New ICANN CEO Promises More Transparency And BalancePublished on 12 October 2012 @ 10:08 pm
Intellectual Property Watch
By Monika Ermert for Intellectual Property Watch
The new CEO of the Internet Corporation for Assigned Names and Numbers (ICANN), Fadi Chehadé, today announced a new structure to enhance transparency, visibility and balance of the private net managing body to be presented on the official opening day of the Toronto meeting.
Chehadé, who took over 40 days ago, spoke at a 12 October pre-conference of the ICANN Non-Commercial User Constituency (NCUC) and did not hold back criticism of ICANN. A “disfunctional relationship” between ICANN board and staff, a “culture of fear” at the staff level (a fear of making mistakes and being hold responsible) and most importantly, several layers of imbalances, are things he has already started to tackle, he said. Not only there is an imbalance between English-language and non-English-language speakers, which is the result of where ICANN came from, but also there is still some work ahead to create a multi-equal-stakeholder playing field.
“It is not one government above the others, or governments above us or one group above the other groups,” Chehadé said emphatically. The first people he would meet when going to a new city, he said, would be “not the people in the fancy suits” but the at-large internet community.
A shifting, and more important role of the broader internet community and users at large was also the topic of the NCUC pre-conference on “ICANN & Internet Governance: Security and Freedom in a Connected World.” Ron Deibert from Citizen Lab challenged the community to take up their role in protecting the internet, in a decentralised, classical internet way, against rising security threats – and not leave that task to the states that in fact are trying to roll back civil rights.

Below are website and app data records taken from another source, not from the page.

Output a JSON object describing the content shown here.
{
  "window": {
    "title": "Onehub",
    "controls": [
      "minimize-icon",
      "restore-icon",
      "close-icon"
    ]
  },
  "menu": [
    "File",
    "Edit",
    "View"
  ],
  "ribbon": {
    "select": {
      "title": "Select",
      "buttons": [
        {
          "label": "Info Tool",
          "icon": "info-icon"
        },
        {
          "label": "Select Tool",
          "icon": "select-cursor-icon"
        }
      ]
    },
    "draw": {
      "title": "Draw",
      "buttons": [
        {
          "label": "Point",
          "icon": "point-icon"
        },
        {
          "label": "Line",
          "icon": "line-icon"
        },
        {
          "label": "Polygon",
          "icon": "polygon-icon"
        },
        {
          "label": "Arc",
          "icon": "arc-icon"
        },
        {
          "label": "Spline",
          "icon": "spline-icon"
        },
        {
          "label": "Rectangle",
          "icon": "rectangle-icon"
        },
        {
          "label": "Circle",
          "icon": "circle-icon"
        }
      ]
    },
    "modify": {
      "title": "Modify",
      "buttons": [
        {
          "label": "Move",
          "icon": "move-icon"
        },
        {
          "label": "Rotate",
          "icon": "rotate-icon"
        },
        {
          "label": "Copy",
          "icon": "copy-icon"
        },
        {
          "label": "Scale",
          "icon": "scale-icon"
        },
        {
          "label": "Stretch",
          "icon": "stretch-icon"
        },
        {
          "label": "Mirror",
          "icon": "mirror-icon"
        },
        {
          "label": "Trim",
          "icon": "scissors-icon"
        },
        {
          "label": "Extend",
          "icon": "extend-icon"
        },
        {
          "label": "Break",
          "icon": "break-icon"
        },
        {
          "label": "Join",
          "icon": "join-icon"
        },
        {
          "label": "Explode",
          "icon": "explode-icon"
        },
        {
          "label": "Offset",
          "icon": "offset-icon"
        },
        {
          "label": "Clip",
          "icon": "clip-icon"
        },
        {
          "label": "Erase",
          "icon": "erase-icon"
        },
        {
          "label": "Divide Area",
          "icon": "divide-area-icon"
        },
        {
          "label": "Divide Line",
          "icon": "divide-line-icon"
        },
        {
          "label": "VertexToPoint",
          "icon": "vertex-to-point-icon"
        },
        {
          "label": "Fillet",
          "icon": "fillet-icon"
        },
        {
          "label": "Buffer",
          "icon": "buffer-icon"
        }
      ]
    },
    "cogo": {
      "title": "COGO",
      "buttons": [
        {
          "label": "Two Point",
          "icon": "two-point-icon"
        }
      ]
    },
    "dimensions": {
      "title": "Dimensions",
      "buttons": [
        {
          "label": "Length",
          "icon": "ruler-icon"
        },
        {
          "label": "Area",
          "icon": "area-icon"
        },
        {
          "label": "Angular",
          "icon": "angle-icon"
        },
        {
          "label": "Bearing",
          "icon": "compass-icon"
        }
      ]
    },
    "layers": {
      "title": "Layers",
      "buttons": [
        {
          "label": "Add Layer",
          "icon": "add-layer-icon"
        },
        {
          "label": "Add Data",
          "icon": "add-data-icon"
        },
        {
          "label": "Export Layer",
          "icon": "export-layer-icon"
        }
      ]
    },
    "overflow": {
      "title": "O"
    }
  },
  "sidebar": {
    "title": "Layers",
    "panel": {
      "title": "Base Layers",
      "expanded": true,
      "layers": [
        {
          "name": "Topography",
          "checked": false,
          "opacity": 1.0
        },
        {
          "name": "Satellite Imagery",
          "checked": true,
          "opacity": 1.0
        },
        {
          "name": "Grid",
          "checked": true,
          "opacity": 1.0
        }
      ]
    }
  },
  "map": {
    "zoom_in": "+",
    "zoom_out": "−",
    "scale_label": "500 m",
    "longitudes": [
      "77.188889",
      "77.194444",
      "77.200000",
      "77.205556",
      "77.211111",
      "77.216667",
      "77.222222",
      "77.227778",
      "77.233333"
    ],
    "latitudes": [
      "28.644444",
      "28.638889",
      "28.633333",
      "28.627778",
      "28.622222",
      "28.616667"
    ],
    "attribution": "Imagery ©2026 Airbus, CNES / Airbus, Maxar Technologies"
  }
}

The NCUC Toronto conference, sponsored by the Brazilian Internet Steering Committee, also talked about the “hot potato” new Registrar Accreditation Agreement in which law enforcement from some countries want to have Whois data retention provisions, objections and potential censorship of new top-level domain (TLD) applications by governments and the debate about the World Conference on International Telecommuncation (WCIT), all of which will be discussed during the 14-18 October ICANN 45 meeting.